Now, don’t get me wrong, I like slugfests as much as the next guy. I like catching bass, but winning this type of event requires catching big bass, not lots of them. In these situations I get side tracked catching bass and forget to leave small ones and go look for lunkers. This usually bites me in the behind. That’s exactly what happened at Kentucky Lake.

The opposite happened at the Mighty Miss. I had plenty of input from the fish to narrow my search for populations of bass and I liked the lures I was using with success. The result was better, not as good as I would have liked, but not a disaster either. My choice of fishing locations was a little weak, but I made the most of my decision to target one little backwater in pool 19. Could I have made a better choice of locations? Probably. I knew of a couple more areas that held keepers too. Once I committed to my choice, it was too late to change, at least in my mind.

I realize that catching lots of big bass makes better TV and I applaud BASS for making the apparent decision to target outstanding fisheries for most of the Elite Series competitions. Still, I think it is good to force the anglers to rise to the challenge presented by difficult fisheries. By challenging the anglers in this way, the more versatile anglers will always rise to the top of the pile. That’s the way it should be.

We got home from Iowa and summer has arrived with us. It has approached 100 degrees every day this week and there is no end in sight. That’s summer on Tarbone Ranch.

It’s time for a break in tournament fishing and doing a little farming for wildlife. I always need a short break from the demands of the road. I have spent quite a bit of time riding my tractor mowing the weeds off the alfalfa foodplots. I do some of my best thinking and planning while going round and round. It’s also really rewarding to develop the land for its maximum output for my animals.

The next project is to turn the dirt in some of the plots with a plow in preparation for the fall planting season. Working with the soil gives a satisfaction that simply cannot be understood until you experience it. Even if it is just planting a tomato or flower plant on the patio or windowsill, I recommend getting your hands into the dirt for a degree of personal satisfaction you have to experience to believe.

The animals are bringing their babies out into the open. We are seeing lots of deer fawns and our first bison calf has hit the ground this week. It’s a girl and will contribute to the herd for years to come. She is the first bison born on Tarbone Ranch land for probably hundreds of years. That’s pretty rewarding too.

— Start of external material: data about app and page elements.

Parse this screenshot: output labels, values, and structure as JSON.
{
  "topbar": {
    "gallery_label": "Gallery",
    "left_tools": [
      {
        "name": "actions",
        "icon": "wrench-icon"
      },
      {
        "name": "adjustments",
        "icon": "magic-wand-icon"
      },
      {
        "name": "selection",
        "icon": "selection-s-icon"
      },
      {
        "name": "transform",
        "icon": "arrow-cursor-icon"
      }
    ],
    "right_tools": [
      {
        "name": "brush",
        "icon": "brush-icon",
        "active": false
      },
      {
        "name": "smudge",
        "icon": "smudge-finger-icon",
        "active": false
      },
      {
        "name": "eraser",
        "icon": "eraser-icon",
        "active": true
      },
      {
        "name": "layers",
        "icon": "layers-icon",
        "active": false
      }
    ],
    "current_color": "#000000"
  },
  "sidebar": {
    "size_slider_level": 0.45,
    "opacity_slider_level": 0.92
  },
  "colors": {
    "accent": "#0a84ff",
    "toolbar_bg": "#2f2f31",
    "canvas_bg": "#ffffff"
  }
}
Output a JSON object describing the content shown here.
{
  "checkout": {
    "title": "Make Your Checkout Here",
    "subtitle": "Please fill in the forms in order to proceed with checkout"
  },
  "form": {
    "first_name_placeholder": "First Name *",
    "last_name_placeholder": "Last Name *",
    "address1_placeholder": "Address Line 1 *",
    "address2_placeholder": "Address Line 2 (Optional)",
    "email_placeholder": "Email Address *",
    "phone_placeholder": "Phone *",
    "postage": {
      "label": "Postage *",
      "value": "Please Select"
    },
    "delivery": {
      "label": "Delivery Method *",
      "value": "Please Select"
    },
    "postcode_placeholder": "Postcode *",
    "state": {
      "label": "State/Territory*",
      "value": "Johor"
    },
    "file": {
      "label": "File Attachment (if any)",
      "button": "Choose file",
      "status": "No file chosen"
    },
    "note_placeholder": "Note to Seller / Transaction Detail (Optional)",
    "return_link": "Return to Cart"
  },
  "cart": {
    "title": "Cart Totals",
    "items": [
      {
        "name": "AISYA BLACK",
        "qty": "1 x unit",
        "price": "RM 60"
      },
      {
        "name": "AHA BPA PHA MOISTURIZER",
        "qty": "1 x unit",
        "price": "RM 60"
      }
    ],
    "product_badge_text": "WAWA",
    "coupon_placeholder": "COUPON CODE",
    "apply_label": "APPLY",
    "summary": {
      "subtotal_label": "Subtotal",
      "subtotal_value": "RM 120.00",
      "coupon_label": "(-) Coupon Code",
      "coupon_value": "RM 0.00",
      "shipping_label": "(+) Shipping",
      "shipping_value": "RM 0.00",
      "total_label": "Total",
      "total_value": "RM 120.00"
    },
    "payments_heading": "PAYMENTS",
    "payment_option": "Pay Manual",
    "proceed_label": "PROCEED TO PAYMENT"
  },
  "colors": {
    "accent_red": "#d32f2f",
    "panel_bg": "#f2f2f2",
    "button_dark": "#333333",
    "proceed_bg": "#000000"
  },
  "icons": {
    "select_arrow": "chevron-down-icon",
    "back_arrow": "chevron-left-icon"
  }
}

The next few days will find me re-shuffling my fishing tackle and boat. Soon afterwards, I will be harassing the local bass populations. This season, I like to use my mini-boat to access a few ponds and lakes. It’s amazing how the fishing bug has bored into my life. That too, is a good thing. Tammy never complains that I spend too much time fishing, nor that my clothes smell fishy. Good wife, good life.